◆ **INPUT DATA**

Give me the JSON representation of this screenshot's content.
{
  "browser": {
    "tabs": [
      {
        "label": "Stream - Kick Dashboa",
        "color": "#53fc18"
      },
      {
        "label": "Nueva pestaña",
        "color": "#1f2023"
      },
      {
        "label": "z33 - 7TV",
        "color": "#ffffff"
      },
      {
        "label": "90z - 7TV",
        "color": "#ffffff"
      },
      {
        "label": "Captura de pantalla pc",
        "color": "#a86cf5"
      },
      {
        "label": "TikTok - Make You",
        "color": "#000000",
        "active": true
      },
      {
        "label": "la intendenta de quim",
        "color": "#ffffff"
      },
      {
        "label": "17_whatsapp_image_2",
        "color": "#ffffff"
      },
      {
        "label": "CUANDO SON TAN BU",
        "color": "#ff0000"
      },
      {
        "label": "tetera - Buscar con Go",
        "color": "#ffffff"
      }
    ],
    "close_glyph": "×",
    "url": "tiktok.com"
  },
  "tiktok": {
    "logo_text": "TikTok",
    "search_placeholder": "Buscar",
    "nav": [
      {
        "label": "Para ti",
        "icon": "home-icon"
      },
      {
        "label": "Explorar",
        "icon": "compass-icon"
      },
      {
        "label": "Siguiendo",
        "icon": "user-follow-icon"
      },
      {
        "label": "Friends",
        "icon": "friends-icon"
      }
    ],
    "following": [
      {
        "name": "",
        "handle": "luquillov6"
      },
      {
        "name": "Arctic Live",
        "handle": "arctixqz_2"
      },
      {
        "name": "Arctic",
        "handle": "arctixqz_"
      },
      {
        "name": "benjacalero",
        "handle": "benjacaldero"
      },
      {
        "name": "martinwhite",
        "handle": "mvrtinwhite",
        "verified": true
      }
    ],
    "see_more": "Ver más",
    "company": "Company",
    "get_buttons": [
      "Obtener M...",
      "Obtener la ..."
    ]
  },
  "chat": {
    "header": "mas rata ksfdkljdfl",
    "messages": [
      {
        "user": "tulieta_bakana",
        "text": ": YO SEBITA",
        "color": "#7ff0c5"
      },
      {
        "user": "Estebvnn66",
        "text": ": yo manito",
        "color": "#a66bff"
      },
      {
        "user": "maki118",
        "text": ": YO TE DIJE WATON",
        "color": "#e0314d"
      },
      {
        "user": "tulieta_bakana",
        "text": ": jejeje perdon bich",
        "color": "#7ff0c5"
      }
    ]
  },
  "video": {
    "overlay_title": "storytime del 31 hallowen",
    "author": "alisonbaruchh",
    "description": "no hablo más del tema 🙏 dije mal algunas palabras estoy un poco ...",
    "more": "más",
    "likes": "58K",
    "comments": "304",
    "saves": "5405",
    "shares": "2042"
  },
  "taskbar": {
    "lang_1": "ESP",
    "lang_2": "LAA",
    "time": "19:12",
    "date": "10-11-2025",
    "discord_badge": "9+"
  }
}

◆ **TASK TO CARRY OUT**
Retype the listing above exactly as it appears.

◆ **ANSWER SPACE**
Give me the JSON representation of this screenshot's content.
{
  "browser": {
    "tabs": [
      {
        "label": "Stream - Kick Dashboa",
        "color": "#53fc18"
      },
      {
        "label": "Nueva pestaña",
        "color": "#1f2023"
      },
      {
        "label": "z33 - 7TV",
        "color": "#ffffff"
      },
      {
        "label": "90z - 7TV",
        "color": "#ffffff"
      },
      {
        "label": "Captura de pantalla pc",
        "color": "#a86cf5"
      },
      {
        "label": "TikTok - Make You",
        "color": "#000000",
        "active": true
      },
      {
        "label": "la intendenta de quim",
        "color": "#ffffff"
      },
      {
        "label": "17_whatsapp_image_2",
        "color": "#ffffff"
      },
      {
        "label": "CUANDO SON TAN BU",
        "color": "#ff0000"
      },
      {
        "label": "tetera - Buscar con Go",
        "color": "#ffffff"
      }
    ],
    "close_glyph": "×",
    "url": "tiktok.com"
  },
  "tiktok": {
    "logo_text": "TikTok",
    "search_placeholder": "Buscar",
    "nav": [
      {
        "label": "Para ti",
        "icon": "home-icon"
      },
      {
        "label": "Explorar",
        "icon": "compass-icon"
      },
      {
        "label": "Siguiendo",
        "icon": "user-follow-icon"
      },
      {
        "label": "Friends",
        "icon": "friends-icon"
      }
    ],
    "following": [
      {
        "name": "",
        "handle": "luquillov6"
      },
      {
        "name": "Arctic Live",
        "handle": "arctixqz_2"
      },
      {
        "name": "Arctic",
        "handle": "arctixqz_"
      },
      {
        "name": "benjacalero",
        "handle": "benjacaldero"
      },
      {
        "name": "martinwhite",
        "handle": "mvrtinwhite",
        "verified": true
      }
    ],
    "see_more": "Ver más",
    "company": "Company",
    "get_buttons": [
      "Obtener M...",
      "Obtener la ..."
    ]
  },
  "chat": {
    "header": "mas rata ksfdkljdfl",
    "messages": [
      {
        "user": "tulieta_bakana",
        "text": ": YO SEBITA",
        "color": "#7ff0c5"
      },
      {
        "user": "Estebvnn66",
        "text": ": yo manito",
        "color": "#a66bff"
      },
      {
        "user": "maki118",
        "text": ": YO TE DIJE WATON",
        "color": "#e0314d"
      },
      {
        "user": "tulieta_bakana",
        "text": ": jejeje perdon bich",
        "color": "#7ff0c5"
      }
    ]
  },
  "video": {
    "overlay_title": "storytime del 31 hallowen",
    "author": "alisonbaruchh",
    "description": "no hablo más del tema 🙏 dije mal algunas palabras estoy un poco ...",
    "more": "más",
    "likes": "58K",
    "comments": "304",
    "saves": "5405",
    "shares": "2042"
  },
  "taskbar": {
    "lang_1": "ESP",
    "lang_2": "LAA",
    "time": "19:12",
    "date": "10-11-2025",
    "discord_badge": "9+"
  }
}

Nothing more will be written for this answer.